Early in his career, singer/songwriter Elvis Costello got involved in a nasty fight with members of Bonnie Bramlett's band over a racist remark aimed at Ray Charles. That racial slur, despite a subsequent apology, marred Costello's career.
Since then, however, Costello has shown himself to be a complex songwriter with a well-deserved reputation for being politically progressive. In recently moving from Columbia to Warner Bros., Costello had a clause inserted into his contract regarding South Africa that commands respect.
His agreement, dated July 30, states, "Warner Bros. shall not exploit or authorize the exploitation of any masters hereunder on records in the Republic of South Africa until such time as WB and artist mutually agree in writing that the apartheid system has been ended in that country and has been replaced by a political system which permits majority rule."
During the last two years, there have been calls for the record industry to divest its interests in South Africa. And, thus far, little has been done. Chances are, little will be done by the labels — which is why the action Costello has taken is so important.
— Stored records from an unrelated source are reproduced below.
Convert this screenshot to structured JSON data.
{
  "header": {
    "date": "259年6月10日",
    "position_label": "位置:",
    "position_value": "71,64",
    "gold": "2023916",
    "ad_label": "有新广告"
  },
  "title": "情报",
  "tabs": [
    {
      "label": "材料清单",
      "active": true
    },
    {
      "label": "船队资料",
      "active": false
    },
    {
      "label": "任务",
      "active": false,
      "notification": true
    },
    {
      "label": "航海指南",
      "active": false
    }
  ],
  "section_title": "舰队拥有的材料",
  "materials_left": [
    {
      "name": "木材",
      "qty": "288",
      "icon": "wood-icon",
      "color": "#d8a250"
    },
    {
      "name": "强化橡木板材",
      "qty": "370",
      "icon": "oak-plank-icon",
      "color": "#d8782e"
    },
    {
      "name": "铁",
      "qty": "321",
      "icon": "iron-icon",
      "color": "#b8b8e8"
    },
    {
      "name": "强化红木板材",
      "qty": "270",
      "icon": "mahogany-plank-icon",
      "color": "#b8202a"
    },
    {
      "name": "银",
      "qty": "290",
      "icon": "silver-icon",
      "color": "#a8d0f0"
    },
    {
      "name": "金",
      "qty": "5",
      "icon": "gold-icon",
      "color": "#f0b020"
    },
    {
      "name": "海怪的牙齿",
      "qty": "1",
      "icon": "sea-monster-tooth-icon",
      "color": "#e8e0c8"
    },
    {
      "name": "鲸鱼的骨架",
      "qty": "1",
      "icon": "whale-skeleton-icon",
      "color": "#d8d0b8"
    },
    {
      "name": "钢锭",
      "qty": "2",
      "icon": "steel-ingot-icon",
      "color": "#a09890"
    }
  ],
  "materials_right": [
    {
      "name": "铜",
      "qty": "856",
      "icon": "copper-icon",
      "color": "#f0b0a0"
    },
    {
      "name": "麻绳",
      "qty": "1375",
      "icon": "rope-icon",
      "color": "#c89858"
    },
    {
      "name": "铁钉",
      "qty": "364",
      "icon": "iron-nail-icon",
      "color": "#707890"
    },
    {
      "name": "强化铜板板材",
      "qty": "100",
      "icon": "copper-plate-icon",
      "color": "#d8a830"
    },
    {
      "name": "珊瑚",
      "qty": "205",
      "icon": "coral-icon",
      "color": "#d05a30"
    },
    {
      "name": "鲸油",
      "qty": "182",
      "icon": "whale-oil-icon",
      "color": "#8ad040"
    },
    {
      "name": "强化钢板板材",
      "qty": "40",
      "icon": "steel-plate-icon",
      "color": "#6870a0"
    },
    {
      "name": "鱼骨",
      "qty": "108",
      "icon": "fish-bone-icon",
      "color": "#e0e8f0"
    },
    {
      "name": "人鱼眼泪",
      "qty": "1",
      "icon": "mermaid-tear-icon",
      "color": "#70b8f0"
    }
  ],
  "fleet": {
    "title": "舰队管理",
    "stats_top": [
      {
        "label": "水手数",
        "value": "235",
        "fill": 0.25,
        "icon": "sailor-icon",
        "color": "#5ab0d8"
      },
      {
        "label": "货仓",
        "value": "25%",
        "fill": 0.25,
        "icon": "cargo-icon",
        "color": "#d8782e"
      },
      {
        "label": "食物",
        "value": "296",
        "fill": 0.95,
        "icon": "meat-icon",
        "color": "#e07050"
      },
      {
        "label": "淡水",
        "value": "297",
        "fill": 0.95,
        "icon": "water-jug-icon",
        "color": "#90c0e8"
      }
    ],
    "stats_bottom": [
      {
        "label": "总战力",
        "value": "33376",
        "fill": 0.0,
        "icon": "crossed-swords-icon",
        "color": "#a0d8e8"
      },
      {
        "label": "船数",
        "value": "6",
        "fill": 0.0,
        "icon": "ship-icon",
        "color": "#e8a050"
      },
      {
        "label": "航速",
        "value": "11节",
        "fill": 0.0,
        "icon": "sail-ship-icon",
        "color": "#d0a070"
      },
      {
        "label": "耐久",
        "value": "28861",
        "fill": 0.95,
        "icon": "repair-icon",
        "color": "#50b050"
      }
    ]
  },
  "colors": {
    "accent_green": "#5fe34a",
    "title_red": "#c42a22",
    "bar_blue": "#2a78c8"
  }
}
If each artist who claims to be concerned about the repression of the black majority in South Africa (and everyone seems to give it lip service these days) were to follow this Brit's lead, then the industry would be performing a de facto divestment.
All it takes is one performer at a time taking a stance, saying no to the sale of his recordings there, to make the kind of economic and moral statement that means something. Who'll be next?